=== TASK DETAILS ===
Once the images are removed, set down everything else in the listing below exactly.

(DATA RECORDS)

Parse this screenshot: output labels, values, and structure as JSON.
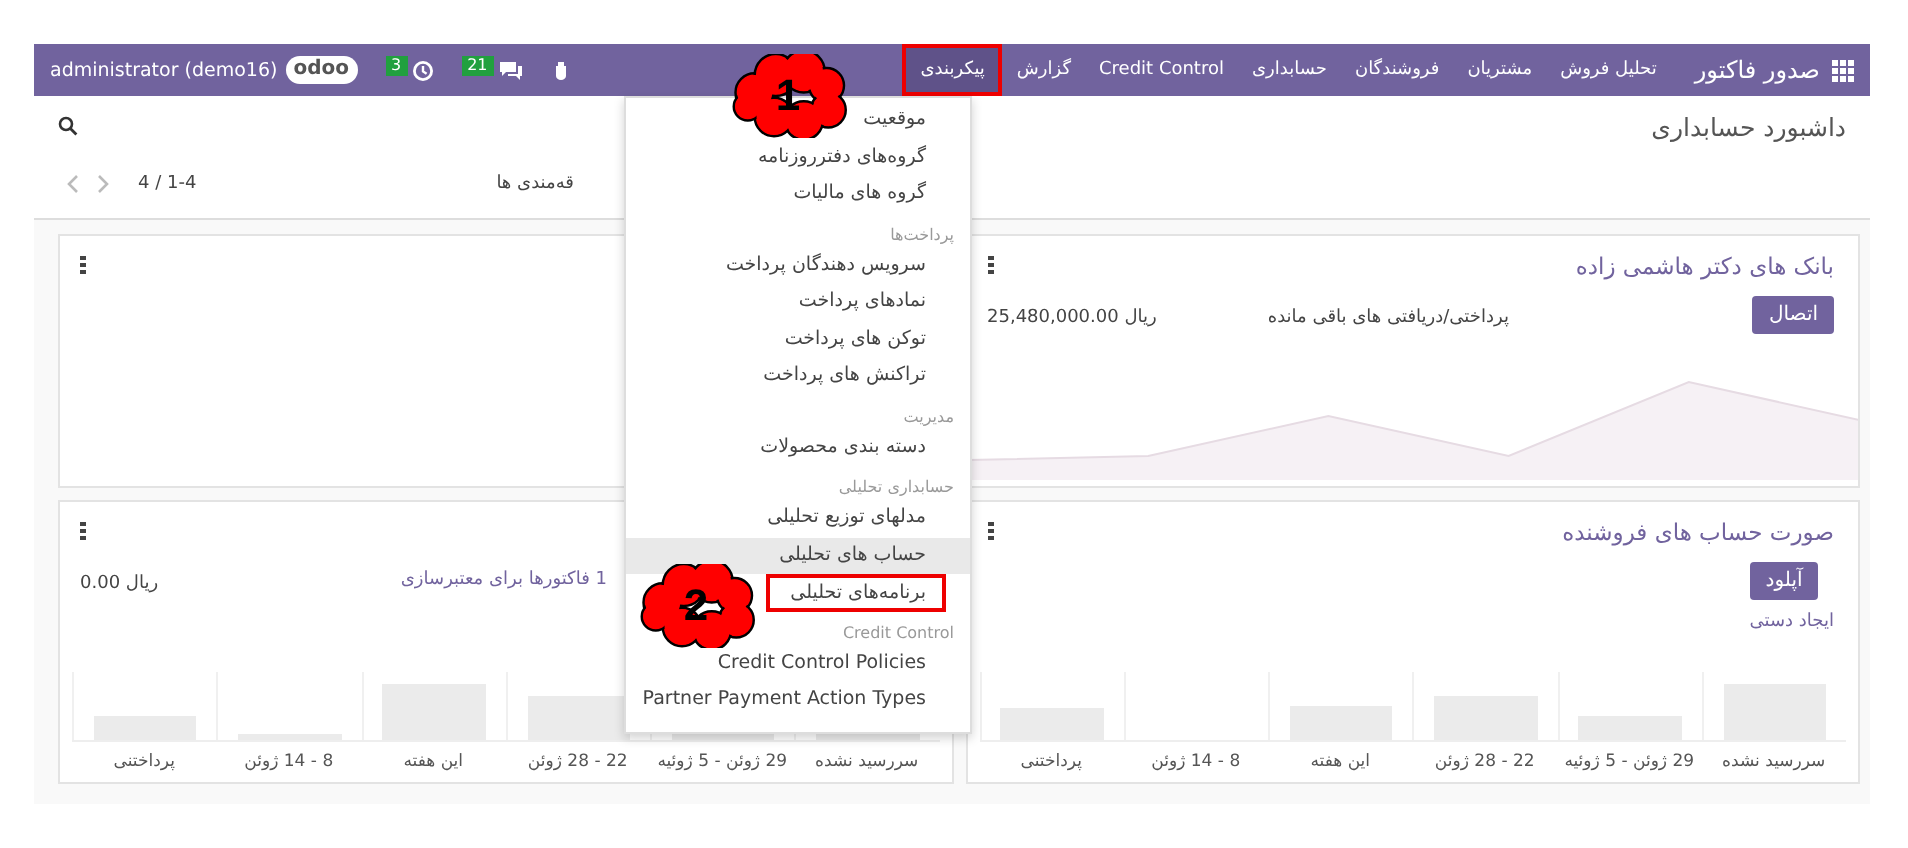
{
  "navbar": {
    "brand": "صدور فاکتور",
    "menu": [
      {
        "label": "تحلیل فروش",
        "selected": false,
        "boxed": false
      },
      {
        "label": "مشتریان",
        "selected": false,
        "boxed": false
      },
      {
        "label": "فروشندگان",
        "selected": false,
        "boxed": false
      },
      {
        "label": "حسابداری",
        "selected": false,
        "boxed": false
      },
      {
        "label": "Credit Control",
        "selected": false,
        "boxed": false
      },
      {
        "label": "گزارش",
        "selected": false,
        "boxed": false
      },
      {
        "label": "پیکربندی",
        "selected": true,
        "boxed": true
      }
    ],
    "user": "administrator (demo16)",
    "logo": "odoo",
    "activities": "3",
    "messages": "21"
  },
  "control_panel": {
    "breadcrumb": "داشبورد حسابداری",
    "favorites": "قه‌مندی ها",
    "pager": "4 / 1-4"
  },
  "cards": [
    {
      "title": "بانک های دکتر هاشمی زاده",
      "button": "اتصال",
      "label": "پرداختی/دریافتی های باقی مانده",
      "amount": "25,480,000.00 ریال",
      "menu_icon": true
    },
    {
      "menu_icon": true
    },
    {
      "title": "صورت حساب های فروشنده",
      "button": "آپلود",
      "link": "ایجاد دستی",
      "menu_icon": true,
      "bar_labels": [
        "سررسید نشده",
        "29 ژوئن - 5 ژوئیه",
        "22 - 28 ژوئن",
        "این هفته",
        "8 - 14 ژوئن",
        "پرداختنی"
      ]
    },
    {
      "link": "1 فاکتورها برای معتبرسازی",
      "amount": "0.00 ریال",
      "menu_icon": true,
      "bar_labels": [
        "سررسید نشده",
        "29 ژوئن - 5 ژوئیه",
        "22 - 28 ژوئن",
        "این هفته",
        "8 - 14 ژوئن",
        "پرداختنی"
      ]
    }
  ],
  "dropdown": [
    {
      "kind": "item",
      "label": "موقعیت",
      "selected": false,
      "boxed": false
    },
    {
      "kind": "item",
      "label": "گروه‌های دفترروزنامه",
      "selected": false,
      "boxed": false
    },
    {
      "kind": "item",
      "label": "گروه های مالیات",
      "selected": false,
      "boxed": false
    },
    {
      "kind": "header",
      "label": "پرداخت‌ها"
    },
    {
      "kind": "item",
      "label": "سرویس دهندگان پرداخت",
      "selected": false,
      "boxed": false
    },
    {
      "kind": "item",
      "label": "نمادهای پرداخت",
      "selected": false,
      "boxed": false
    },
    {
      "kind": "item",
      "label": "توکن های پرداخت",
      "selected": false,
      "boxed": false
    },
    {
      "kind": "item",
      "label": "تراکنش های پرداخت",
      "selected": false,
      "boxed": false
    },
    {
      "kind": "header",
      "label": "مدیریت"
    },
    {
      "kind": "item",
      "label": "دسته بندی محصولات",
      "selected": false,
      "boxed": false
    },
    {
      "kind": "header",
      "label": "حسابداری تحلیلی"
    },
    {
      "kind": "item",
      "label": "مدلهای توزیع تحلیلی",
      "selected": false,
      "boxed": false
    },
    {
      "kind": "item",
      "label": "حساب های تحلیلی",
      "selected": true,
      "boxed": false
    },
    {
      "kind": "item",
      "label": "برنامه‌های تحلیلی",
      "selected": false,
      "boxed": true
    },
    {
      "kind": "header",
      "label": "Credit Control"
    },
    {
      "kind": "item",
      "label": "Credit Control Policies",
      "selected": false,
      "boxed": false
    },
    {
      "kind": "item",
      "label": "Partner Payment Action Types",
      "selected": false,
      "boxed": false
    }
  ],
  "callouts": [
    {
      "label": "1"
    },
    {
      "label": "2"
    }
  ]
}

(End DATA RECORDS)

=== FINISHED TASK ===
Parse this screenshot: output labels, values, and structure as JSON.
{
  "navbar": {
    "brand": "صدور فاکتور",
    "menu": [
      {
        "label": "تحلیل فروش",
        "selected": false,
        "boxed": false
      },
      {
        "label": "مشتریان",
        "selected": false,
        "boxed": false
      },
      {
        "label": "فروشندگان",
        "selected": false,
        "boxed": false
      },
      {
        "label": "حسابداری",
        "selected": false,
        "boxed": false
      },
      {
        "label": "Credit Control",
        "selected": false,
        "boxed": false
      },
      {
        "label": "گزارش",
        "selected": false,
        "boxed": false
      },
      {
        "label": "پیکربندی",
        "selected": true,
        "boxed": true
      }
    ],
    "user": "administrator (demo16)",
    "logo": "odoo",
    "activities": "3",
    "messages": "21"
  },
  "control_panel": {
    "breadcrumb": "داشبورد حسابداری",
    "favorites": "قه‌مندی ها",
    "pager": "4 / 1-4"
  },
  "cards": [
    {
      "title": "بانک های دکتر هاشمی زاده",
      "button": "اتصال",
      "label": "پرداختی/دریافتی های باقی مانده",
      "amount": "25,480,000.00 ریال",
      "menu_icon": true
    },
    {
      "menu_icon": true
    },
    {
      "title": "صورت حساب های فروشنده",
      "button": "آپلود",
      "link": "ایجاد دستی",
      "menu_icon": true,
      "bar_labels": [
        "سررسید نشده",
        "29 ژوئن - 5 ژوئیه",
        "22 - 28 ژوئن",
        "این هفته",
        "8 - 14 ژوئن",
        "پرداختنی"
      ]
    },
    {
      "link": "1 فاکتورها برای معتبرسازی",
      "amount": "0.00 ریال",
      "menu_icon": true,
      "bar_labels": [
        "سررسید نشده",
        "29 ژوئن - 5 ژوئیه",
        "22 - 28 ژوئن",
        "این هفته",
        "8 - 14 ژوئن",
        "پرداختنی"
      ]
    }
  ],
  "dropdown": [
    {
      "kind": "item",
      "label": "موقعیت",
      "selected": false,
      "boxed": false
    },
    {
      "kind": "item",
      "label": "گروه‌های دفترروزنامه",
      "selected": false,
      "boxed": false
    },
    {
      "kind": "item",
      "label": "گروه های مالیات",
      "selected": false,
      "boxed": false
    },
    {
      "kind": "header",
      "label": "پرداخت‌ها"
    },
    {
      "kind": "item",
      "label": "سرویس دهندگان پرداخت",
      "selected": false,
      "boxed": false
    },
    {
      "kind": "item",
      "label": "نمادهای پرداخت",
      "selected": false,
      "boxed": false
    },
    {
      "kind": "item",
      "label": "توکن های پرداخت",
      "selected": false,
      "boxed": false
    },
    {
      "kind": "item",
      "label": "تراکنش های پرداخت",
      "selected": false,
      "boxed": false
    },
    {
      "kind": "header",
      "label": "مدیریت"
    },
    {
      "kind": "item",
      "label": "دسته بندی محصولات",
      "selected": false,
      "boxed": false
    },
    {
      "kind": "header",
      "label": "حسابداری تحلیلی"
    },
    {
      "kind": "item",
      "label": "مدلهای توزیع تحلیلی",
      "selected": false,
      "boxed": false
    },
    {
      "kind": "item",
      "label": "حساب های تحلیلی",
      "selected": true,
      "boxed": false
    },
    {
      "kind": "item",
      "label": "برنامه‌های تحلیلی",
      "selected": false,
      "boxed": true
    },
    {
      "kind": "header",
      "label": "Credit Control"
    },
    {
      "kind": "item",
      "label": "Credit Control Policies",
      "selected": false,
      "boxed": false
    },
    {
      "kind": "item",
      "label": "Partner Payment Action Types",
      "selected": false,
      "boxed": false
    }
  ],
  "callouts": [
    {
      "label": "1"
    },
    {
      "label": "2"
    }
  ]
}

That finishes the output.